According to the report, in 2019, a group of researchers released “a rate of return on everything,” the results revealed that in 16 advanced economies since 1950, stocks have generated the highest rate of return, followed by housing with government bills returning the lowest rate of return. The shares returned in absolute terms 9.45% per year. The researchers’ work covered a period from 1870 to 2015, with returns reported in dollars.
For “world returns”, before 1950, housing offered the highest rate of return to investors or asset owners. If the history of the last 145 years were to repeat itself, the rates of return presented would have to repeat themselves with a slight variation.
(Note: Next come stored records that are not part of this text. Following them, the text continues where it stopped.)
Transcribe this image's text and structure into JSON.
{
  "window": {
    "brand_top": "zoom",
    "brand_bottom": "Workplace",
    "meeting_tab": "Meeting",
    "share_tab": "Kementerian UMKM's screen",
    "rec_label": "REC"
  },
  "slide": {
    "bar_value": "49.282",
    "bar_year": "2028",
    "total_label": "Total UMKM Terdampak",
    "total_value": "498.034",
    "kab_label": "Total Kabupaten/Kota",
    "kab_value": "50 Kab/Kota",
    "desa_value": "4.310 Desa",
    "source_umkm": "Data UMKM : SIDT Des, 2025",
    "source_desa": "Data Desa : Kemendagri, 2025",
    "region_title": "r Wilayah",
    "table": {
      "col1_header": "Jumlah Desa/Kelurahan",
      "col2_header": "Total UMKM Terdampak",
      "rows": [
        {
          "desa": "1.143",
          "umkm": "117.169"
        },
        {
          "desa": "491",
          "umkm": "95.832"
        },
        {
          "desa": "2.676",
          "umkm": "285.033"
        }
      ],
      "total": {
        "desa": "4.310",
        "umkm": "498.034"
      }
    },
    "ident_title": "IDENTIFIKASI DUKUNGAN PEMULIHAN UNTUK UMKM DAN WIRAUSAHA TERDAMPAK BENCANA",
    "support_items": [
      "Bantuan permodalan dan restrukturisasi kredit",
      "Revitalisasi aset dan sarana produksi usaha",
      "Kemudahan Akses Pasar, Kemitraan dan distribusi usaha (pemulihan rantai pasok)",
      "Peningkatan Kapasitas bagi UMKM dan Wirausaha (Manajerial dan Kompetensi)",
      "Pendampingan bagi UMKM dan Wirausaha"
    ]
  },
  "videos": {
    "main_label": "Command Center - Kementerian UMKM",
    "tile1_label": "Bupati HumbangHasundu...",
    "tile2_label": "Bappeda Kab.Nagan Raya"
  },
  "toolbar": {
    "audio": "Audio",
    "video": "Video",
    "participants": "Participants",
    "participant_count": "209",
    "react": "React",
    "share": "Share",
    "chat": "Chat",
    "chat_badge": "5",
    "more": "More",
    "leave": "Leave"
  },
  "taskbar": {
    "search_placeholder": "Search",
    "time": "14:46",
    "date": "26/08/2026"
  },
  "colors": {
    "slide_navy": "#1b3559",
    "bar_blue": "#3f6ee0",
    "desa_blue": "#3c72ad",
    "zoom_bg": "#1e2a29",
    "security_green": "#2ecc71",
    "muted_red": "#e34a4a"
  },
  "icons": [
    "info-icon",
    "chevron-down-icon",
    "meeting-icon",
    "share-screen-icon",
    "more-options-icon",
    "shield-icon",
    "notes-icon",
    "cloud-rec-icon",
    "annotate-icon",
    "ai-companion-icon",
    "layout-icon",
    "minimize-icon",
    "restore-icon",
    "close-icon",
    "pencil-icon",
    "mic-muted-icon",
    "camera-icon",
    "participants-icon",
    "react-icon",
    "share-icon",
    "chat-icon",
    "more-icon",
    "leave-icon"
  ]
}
In Nigeria, the recorded history of financial instruments is much shorter. The Lagos Stock Exchange was incorporated in September 1960, with trading beginning in June 1961 with six government bonds, one industrial stock and three stocks. The Lagos Stock Exchange price index was not calculated until 1984.
From 1985 to 2020, stocks returned 3.52% per year in real terms, while bonds returned minus 2.51% in real terms and bonds returned less than 4%. 37% in real terms each year. The stock return was derived from the Nigerian All Stock Index, published by the Nigerian Stock Exchange; the bills are drawn from average historical treasury bill rates, and bond yields are a mix of several federal government instruments and the S & P / FMDQ Nigeria Sovereign Bond Index during the reporting period.
Is there a correct portfolio allocation?
The report stated, “It’s hard to say there is a right or wrong asset allocation for a portfolio. Allocations are subject to various factors; however, one can suggest the types of allocation that may generate the highest risk-adjusted return.
The financial literature suggests various allocations; Thaler and Williamson (1994) suggest a 100% allocation to stocks in a portfolio to generate the highest risk-adjusted return, regardless of obvious losses. Asness (1996) proposes a 60/40 leverage scheme, where 60% is invested in stocks and 40% in bonds but with the leveraged portfolio.
Traditionally, investors have been advised to hold a 60/40 allocation and other variations in the management of their portfolios. “
What the report says
The nearly 100% capital allocation to fixed income securities in Nigeria has been beneficial over the past 13 years (2007-2020).
However, a 35-year review suggests that a more sophisticated asset allocation system may be a more sustainable approach to capital allocation. Looking at other markets with a longer history, the primary debt allocation pattern may be problematic in the medium term.
The report said, “A dynamic reallocation favorable to similar equities and opportunities is expected to be pursued in the future. Questions should be asked about the wording of the PENCOM guidelines as they do not conform to the empirical evidence on real returns and allocations to assets with the highest real returns.
The past 35 years in Nigeria have shown that investor portfolios should be skewed in favor of investing in equities, emphasizing the potential declines that weigh on investor returns.
A simple hedging system should be introduced in the composition of assets invested in pensions. The current allocation could lead to terminal wealth levels 10-20% lower than they should be. For those looking to improve their performance, a well-balanced portfolio of foreign stocks and some commodity contracts for the low-carbon economy could improve long-term performance.
A regulator’s insistence on its guidelines may require a catch-up fund if it turns out in two decades that the specified allocations are problematic and flawed.
What are the experts saying?
Udegbunam Dumebi, a bond trader at United Bank for Africa Plc said the Nigerian situation is more complex due to the high levels of uncertainty in the economy and the stock market.
“While diversifying your portfolio is a good idea, loss aversion plays a huge role for investors. Indeed, the uncertainty of the stock market can cause investors to lose all of their money. However, this is not the case in the Nigerian fixed income market. Therefore, fund managers should be responsive to the dynamics of the Nigerian market and only favor more stocks when there is a strong indication of economic normalcy ”, he said.